*** Exercise materials

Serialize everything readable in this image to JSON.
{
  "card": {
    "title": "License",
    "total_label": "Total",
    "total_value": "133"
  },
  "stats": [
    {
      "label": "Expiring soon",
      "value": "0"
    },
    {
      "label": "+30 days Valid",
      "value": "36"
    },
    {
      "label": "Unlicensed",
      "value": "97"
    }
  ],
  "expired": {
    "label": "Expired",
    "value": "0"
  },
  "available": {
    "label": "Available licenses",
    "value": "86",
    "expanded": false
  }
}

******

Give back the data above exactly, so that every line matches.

Serialize everything readable in this image to JSON.
{
  "card": {
    "title": "License",
    "total_label": "Total",
    "total_value": "133"
  },
  "stats": [
    {
      "label": "Expiring soon",
      "value": "0"
    },
    {
      "label": "+30 days Valid",
      "value": "36"
    },
    {
      "label": "Unlicensed",
      "value": "97"
    }
  ],
  "expired": {
    "label": "Expired",
    "value": "0"
  },
  "available": {
    "label": "Available licenses",
    "value": "86",
    "expanded": false
  }
}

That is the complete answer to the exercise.